Connecticut was the first state in the nation to adopt a Public Defender system, so we have a tradition of leading the way when it comes to the pursuit of justice. It's time we advanced the claims of justice once again. What's needed now is a universal public defender system. In plain English, each and every person accused of a crime in this state should have court-appointed counsel.
I suspect more than a few of you spat out a spray of coffee as you read the preceding paragraph. "Public defenders for all!?" "That's preposterous. Think of the expense!"
Indeed, let's think of the expense.
First, we fully fund each and every prosecution in the State of Connecticut. And we do so without even the insulating effect of a grand jury to protect us from prosecutions that are just plain silly. Not long ago, an associate of mine won a criminal case. It arose from a neighbor dispute. The jury acquitted and then expressed chagrin. Why had the state brought this silly claim to trial?
Here are some reasons why the court system sometimes wastes its time. First, the state constitution gives victims of all sorts of offenses, large and small, a right to be heard. That means prosecutors are often loathe to exercise their discretion to dump a bad case. "Let the jury decide" becomes a means of avoiding responsibility.
But we taxpayers fund each prosecution, no matter how grave or frivolous. The state calls upon the services of trained attorneys, investigators and police officers to develop any case it chooses. Also on tap are legions of state-employed experts, available free of charge to the state. Nobody does a cost-benefit analysis of what we purchase with each prosecution. The cost of doing justice is, apparently, a fixed and irrevocable cost of government.
But the costs of defense are spread unevenly.

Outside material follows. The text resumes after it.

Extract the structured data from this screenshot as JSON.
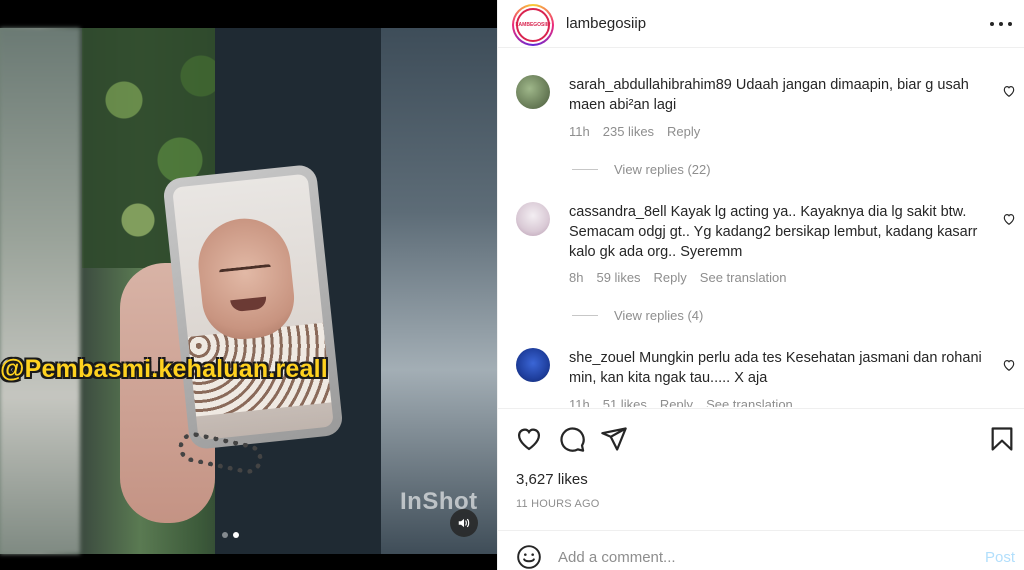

The indigent get public defenders. But those just above the level of indigency are on their own. They must hire lawyers. And they must also hire investigators and experts of their own. The wealthy can match the state dollar for dollar. But those folks in the middle can't. Private lawyers often lament that they cannot hire the experts they would like because their clients are broke.
Why not create a system that funds both prosecution and defense equally? Retain the adversarial system but house it in a single agency. Call it, despite its Orwellian overtones, the Ministry of Justice.
Under such a regime, the prosecution division would be given a budget for each fiscal year, and it would be expected to give an accounting of what it spent prosecuting each case. The defenders division would be given an equal budget; it too would have to give an accounting of what is spent on each case. At the end of each year, lawmakers could see the consequences of the annual expansion of the penal code. Are we getting social utility for each new addition to the list of prohibited acts?
Let's not forget that under the American rule, the loser always bears his or her own costs. There is something wrong with a criminal justice system that empowers victims, lacks the protection of a grand jury system, and permits prosecutors to pursue each and every claim for which probable cause can be found. Such a system promotes waste, and invites scorn for the law.
The system I propose requires that the work of seeking justice in the criminal law be funded by the state. It would assure a level playing field in all sorts of cases. Just now, a new bevy of so-called experts are being unleashed on defendants in child sex cases: testifying about such gibberish as incremental disclosure, and disclosure of repeated acts in the same location. If the state is going to fund this swill, shouldn't it also finance the defense experts? Isn't there a danger that people of few means will be convicted because they cannot afford to meet the state's case?
Under such a regime anyone would have the right to opt out and hire the high-rolling titans of the bar. But those without means to buy all the bells and whistles would not be whistling in the dark because they have no dough.
A public defender system for all is long overdue. Justice requires it.
Reprinted courtesy of the Connecticut Law Tribune.